#### [GOAL OF THE EXERCISE]
Give the number of lines in the data that contain "seconds", and nothing more.

#### [RECORD EXTRACTS]
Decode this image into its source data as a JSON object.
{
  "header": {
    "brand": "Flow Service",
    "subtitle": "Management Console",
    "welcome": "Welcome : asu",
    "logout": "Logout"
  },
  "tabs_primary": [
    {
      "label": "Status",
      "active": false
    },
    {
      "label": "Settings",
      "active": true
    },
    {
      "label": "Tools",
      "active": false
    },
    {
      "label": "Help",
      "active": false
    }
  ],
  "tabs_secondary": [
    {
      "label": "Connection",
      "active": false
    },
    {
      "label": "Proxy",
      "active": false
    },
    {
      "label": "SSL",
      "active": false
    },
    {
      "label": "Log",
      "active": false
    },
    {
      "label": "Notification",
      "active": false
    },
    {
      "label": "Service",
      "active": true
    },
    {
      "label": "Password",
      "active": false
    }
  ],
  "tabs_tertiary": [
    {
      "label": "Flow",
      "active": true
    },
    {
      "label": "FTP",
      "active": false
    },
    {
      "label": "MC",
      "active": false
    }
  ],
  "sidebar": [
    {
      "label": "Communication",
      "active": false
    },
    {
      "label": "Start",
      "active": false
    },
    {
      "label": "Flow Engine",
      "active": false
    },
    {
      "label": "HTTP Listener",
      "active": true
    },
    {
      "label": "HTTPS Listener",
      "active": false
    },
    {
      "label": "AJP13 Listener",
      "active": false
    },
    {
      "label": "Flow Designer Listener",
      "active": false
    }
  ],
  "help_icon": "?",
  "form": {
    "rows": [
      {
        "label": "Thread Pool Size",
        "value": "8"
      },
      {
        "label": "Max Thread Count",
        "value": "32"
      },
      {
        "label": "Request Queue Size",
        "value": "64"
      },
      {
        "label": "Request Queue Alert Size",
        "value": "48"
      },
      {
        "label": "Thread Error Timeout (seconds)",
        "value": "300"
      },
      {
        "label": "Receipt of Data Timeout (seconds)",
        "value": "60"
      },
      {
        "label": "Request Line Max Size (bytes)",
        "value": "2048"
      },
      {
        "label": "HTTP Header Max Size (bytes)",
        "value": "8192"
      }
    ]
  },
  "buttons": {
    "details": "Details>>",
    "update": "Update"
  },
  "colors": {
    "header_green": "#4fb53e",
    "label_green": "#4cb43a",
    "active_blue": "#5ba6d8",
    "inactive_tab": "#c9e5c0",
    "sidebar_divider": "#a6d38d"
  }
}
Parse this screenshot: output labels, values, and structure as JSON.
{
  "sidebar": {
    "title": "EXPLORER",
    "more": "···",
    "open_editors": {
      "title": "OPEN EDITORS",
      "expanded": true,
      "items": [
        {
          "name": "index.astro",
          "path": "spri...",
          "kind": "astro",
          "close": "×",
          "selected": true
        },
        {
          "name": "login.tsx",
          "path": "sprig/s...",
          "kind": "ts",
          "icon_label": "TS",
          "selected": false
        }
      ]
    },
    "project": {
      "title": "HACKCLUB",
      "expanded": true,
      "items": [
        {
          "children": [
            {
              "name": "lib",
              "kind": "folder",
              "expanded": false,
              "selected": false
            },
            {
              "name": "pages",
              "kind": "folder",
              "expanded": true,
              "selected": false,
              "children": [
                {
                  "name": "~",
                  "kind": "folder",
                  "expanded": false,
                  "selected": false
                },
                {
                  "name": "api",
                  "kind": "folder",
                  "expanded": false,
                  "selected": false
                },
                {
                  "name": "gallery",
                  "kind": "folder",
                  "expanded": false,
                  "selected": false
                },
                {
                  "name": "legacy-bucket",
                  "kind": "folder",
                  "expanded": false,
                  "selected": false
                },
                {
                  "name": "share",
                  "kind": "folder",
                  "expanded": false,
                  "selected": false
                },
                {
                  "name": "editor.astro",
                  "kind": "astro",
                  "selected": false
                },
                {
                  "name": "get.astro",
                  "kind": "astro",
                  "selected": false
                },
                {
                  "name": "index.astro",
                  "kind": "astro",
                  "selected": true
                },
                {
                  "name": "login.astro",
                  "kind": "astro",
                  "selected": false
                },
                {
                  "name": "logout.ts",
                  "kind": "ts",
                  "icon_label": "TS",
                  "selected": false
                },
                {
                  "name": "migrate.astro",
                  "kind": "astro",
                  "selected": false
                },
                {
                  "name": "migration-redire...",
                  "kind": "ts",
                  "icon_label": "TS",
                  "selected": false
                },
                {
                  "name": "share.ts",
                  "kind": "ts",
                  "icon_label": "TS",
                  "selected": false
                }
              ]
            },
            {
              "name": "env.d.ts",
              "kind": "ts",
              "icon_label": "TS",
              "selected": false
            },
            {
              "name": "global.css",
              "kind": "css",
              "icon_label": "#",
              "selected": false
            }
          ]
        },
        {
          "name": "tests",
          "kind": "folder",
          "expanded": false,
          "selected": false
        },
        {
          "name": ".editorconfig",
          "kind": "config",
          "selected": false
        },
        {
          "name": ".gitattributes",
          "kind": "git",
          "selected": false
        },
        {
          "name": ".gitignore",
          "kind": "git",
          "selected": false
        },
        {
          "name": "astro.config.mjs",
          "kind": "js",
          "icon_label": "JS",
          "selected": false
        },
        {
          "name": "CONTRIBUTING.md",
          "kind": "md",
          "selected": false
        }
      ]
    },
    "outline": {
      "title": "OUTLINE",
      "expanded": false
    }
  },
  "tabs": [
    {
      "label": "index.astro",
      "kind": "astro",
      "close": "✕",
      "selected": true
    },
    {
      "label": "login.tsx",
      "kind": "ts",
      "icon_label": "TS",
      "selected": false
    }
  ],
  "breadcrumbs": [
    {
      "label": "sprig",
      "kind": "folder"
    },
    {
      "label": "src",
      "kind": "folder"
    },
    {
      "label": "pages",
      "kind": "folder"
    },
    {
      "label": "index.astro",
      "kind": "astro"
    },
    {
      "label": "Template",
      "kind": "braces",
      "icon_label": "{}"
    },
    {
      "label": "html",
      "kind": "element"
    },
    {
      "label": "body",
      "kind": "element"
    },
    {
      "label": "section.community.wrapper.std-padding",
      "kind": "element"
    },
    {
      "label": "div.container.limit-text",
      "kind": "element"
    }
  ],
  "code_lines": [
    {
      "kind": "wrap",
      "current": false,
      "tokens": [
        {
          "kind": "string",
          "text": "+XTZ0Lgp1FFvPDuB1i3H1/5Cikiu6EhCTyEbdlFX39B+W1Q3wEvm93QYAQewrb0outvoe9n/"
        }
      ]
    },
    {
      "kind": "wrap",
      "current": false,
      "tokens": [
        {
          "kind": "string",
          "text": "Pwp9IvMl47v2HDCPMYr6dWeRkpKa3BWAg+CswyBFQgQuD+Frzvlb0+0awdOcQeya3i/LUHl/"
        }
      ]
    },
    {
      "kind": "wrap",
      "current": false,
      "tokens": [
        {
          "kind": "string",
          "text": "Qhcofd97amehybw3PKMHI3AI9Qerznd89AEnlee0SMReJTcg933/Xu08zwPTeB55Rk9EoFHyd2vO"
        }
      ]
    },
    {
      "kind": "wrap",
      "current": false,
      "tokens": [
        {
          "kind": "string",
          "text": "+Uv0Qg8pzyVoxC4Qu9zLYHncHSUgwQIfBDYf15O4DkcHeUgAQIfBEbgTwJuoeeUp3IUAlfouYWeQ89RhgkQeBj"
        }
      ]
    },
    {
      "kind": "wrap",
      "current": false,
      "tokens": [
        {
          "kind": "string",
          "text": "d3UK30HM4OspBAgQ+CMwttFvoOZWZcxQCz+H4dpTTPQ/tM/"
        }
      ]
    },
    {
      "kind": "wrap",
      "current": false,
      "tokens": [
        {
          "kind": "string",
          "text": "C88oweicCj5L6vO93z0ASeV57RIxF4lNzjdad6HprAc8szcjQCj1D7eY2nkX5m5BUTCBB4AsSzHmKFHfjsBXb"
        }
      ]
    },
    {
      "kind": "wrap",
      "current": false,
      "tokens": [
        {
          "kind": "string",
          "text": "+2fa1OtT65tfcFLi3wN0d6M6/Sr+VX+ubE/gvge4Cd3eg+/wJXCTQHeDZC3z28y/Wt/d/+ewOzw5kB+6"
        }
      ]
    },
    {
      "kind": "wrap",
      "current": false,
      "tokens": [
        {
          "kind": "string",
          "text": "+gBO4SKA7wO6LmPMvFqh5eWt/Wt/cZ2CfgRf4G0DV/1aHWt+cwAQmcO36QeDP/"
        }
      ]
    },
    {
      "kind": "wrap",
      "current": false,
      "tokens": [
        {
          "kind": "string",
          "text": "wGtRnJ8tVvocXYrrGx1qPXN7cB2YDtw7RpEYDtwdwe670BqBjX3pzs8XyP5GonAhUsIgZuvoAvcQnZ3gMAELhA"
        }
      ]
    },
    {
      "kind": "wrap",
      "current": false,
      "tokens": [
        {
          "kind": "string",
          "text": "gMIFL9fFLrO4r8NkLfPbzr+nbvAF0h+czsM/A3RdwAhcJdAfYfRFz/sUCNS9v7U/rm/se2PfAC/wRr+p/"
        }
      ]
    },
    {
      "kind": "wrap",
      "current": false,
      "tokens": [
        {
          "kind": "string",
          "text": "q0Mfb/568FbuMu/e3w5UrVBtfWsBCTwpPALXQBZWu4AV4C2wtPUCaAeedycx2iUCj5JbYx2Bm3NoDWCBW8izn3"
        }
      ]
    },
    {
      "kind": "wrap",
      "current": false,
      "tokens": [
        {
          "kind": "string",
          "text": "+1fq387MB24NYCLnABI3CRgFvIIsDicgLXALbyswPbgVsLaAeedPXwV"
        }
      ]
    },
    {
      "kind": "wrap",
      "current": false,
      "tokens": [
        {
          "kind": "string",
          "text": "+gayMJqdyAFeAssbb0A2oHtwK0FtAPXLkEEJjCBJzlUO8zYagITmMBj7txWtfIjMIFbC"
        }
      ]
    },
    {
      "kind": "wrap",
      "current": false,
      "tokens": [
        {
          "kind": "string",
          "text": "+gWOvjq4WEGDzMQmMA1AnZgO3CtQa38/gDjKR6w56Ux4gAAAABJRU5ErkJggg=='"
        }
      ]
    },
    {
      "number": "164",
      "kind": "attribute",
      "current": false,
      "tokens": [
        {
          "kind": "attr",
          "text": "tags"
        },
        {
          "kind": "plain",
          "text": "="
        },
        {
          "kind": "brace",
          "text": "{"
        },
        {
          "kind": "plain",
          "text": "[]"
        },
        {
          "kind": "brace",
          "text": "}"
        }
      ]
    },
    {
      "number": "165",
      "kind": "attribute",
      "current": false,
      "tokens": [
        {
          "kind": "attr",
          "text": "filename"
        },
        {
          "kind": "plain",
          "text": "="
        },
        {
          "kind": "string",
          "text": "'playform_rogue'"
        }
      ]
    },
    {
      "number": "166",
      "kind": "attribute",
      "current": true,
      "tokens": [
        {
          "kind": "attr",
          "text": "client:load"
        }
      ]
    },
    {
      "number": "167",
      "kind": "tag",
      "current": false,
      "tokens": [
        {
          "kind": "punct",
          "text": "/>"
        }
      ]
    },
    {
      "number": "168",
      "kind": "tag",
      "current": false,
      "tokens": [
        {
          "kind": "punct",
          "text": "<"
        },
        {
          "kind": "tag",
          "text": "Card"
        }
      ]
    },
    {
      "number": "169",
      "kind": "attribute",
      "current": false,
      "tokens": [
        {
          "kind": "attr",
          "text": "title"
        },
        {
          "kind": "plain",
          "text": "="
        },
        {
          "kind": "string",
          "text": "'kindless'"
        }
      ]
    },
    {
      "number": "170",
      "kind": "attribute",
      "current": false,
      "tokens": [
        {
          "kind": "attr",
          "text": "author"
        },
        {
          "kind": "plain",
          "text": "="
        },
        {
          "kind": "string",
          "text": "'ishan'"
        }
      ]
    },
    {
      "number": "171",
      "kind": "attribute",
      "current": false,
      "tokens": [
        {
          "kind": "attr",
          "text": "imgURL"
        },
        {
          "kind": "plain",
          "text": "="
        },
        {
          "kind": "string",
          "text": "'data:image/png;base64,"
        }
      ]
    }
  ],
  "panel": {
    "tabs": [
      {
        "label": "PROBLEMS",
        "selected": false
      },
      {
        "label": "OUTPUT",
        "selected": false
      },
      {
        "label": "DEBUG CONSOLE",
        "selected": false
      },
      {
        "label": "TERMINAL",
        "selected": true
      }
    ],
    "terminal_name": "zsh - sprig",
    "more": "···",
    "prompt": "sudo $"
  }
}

#### [COMPLETED TASK]
2